Task
Extract all of the entries and give them again, word for word.

(Dataset rows for apps and sites)
>>>
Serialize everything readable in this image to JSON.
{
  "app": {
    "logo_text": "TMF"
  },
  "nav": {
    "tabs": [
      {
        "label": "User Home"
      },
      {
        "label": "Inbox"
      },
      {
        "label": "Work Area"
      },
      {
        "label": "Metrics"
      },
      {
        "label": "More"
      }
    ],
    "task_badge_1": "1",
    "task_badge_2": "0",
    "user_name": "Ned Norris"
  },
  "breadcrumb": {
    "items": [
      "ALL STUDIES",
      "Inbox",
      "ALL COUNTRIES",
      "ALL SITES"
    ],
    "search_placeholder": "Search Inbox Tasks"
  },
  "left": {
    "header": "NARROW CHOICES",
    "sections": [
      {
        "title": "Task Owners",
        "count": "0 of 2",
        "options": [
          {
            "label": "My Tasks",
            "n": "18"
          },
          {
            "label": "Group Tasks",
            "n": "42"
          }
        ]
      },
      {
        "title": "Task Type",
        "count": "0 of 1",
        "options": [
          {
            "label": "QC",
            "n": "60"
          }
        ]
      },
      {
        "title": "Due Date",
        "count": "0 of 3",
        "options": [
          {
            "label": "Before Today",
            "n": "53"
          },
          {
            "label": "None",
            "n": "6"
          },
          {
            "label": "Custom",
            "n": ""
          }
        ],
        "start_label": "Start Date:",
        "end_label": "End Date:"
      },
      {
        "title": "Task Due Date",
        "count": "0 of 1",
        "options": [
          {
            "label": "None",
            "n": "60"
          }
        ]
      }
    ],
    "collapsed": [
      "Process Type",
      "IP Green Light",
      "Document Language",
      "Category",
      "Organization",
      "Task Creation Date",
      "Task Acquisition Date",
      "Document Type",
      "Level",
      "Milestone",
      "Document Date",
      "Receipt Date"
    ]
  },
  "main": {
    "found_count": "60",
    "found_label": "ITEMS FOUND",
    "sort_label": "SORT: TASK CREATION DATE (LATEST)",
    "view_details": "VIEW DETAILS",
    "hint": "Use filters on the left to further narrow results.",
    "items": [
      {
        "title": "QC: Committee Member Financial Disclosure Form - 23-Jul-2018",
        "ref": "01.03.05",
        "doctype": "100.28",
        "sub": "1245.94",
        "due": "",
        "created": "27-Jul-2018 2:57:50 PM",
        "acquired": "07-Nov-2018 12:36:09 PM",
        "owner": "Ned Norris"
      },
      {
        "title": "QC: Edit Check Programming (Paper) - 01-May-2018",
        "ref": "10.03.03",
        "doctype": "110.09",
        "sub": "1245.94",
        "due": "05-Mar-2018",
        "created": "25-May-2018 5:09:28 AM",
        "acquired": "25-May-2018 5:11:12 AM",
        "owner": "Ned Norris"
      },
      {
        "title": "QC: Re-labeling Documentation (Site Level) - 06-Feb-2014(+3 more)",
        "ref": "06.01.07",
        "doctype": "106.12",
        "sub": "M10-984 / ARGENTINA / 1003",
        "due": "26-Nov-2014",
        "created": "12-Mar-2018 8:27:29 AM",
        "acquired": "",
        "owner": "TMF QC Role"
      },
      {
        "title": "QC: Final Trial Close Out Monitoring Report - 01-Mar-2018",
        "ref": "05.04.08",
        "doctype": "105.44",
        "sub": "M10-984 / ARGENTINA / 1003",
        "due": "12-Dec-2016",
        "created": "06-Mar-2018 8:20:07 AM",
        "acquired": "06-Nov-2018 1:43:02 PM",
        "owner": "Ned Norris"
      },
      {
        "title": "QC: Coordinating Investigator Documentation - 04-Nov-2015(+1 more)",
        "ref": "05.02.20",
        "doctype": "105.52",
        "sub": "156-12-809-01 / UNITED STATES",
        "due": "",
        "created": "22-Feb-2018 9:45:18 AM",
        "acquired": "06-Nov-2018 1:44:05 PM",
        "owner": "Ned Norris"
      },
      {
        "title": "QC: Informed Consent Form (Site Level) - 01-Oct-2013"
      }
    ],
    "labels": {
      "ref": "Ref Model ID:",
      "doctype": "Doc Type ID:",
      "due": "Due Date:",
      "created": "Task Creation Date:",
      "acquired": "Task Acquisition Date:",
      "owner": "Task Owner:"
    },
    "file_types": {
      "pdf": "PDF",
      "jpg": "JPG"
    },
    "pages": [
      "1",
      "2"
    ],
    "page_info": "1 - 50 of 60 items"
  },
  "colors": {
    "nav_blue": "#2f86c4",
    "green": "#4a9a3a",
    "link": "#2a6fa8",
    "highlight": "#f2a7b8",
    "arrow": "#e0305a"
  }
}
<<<
Exercise solution
Serialize everything readable in this image to JSON.
{
  "app": {
    "logo_text": "TMF"
  },
  "nav": {
    "tabs": [
      {
        "label": "User Home"
      },
      {
        "label": "Inbox"
      },
      {
        "label": "Work Area"
      },
      {
        "label": "Metrics"
      },
      {
        "label": "More"
      }
    ],
    "task_badge_1": "1",
    "task_badge_2": "0",
    "user_name": "Ned Norris"
  },
  "breadcrumb": {
    "items": [
      "ALL STUDIES",
      "Inbox",
      "ALL COUNTRIES",
      "ALL SITES"
    ],
    "search_placeholder": "Search Inbox Tasks"
  },
  "left": {
    "header": "NARROW CHOICES",
    "sections": [
      {
        "title": "Task Owners",
        "count": "0 of 2",
        "options": [
          {
            "label": "My Tasks",
            "n": "18"
          },
          {
            "label": "Group Tasks",
            "n": "42"
          }
        ]
      },
      {
        "title": "Task Type",
        "count": "0 of 1",
        "options": [
          {
            "label": "QC",
            "n": "60"
          }
        ]
      },
      {
        "title": "Due Date",
        "count": "0 of 3",
        "options": [
          {
            "label": "Before Today",
            "n": "53"
          },
          {
            "label": "None",
            "n": "6"
          },
          {
            "label": "Custom",
            "n": ""
          }
        ],
        "start_label": "Start Date:",
        "end_label": "End Date:"
      },
      {
        "title": "Task Due Date",
        "count": "0 of 1",
        "options": [
          {
            "label": "None",
            "n": "60"
          }
        ]
      }
    ],
    "collapsed": [
      "Process Type",
      "IP Green Light",
      "Document Language",
      "Category",
      "Organization",
      "Task Creation Date",
      "Task Acquisition Date",
      "Document Type",
      "Level",
      "Milestone",
      "Document Date",
      "Receipt Date"
    ]
  },
  "main": {
    "found_count": "60",
    "found_label": "ITEMS FOUND",
    "sort_label": "SORT: TASK CREATION DATE (LATEST)",
    "view_details": "VIEW DETAILS",
    "hint": "Use filters on the left to further narrow results.",
    "items": [
      {
        "title": "QC: Committee Member Financial Disclosure Form - 23-Jul-2018",
        "ref": "01.03.05",
        "doctype": "100.28",
        "sub": "1245.94",
        "due": "",
        "created": "27-Jul-2018 2:57:50 PM",
        "acquired": "07-Nov-2018 12:36:09 PM",
        "owner": "Ned Norris"
      },
      {
        "title": "QC: Edit Check Programming (Paper) - 01-May-2018",
        "ref": "10.03.03",
        "doctype": "110.09",
        "sub": "1245.94",
        "due": "05-Mar-2018",
        "created": "25-May-2018 5:09:28 AM",
        "acquired": "25-May-2018 5:11:12 AM",
        "owner": "Ned Norris"
      },
      {
        "title": "QC: Re-labeling Documentation (Site Level) - 06-Feb-2014(+3 more)",
        "ref": "06.01.07",
        "doctype": "106.12",
        "sub": "M10-984 / ARGENTINA / 1003",
        "due": "26-Nov-2014",
        "created": "12-Mar-2018 8:27:29 AM",
        "acquired": "",
        "owner": "TMF QC Role"
      },
      {
        "title": "QC: Final Trial Close Out Monitoring Report - 01-Mar-2018",
        "ref": "05.04.08",
        "doctype": "105.44",
        "sub": "M10-984 / ARGENTINA / 1003",
        "due": "12-Dec-2016",
        "created": "06-Mar-2018 8:20:07 AM",
        "acquired": "06-Nov-2018 1:43:02 PM",
        "owner": "Ned Norris"
      },
      {
        "title": "QC: Coordinating Investigator Documentation - 04-Nov-2015(+1 more)",
        "ref": "05.02.20",
        "doctype": "105.52",
        "sub": "156-12-809-01 / UNITED STATES",
        "due": "",
        "created": "22-Feb-2018 9:45:18 AM",
        "acquired": "06-Nov-2018 1:44:05 PM",
        "owner": "Ned Norris"
      },
      {
        "title": "QC: Informed Consent Form (Site Level) - 01-Oct-2013"
      }
    ],
    "labels": {
      "ref": "Ref Model ID:",
      "doctype": "Doc Type ID:",
      "due": "Due Date:",
      "created": "Task Creation Date:",
      "acquired": "Task Acquisition Date:",
      "owner": "Task Owner:"
    },
    "file_types": {
      "pdf": "PDF",
      "jpg": "JPG"
    },
    "pages": [
      "1",
      "2"
    ],
    "page_info": "1 - 50 of 60 items"
  },
  "colors": {
    "nav_blue": "#2f86c4",
    "green": "#4a9a3a",
    "link": "#2a6fa8",
    "highlight": "#f2a7b8",
    "arrow": "#e0305a"
  }
}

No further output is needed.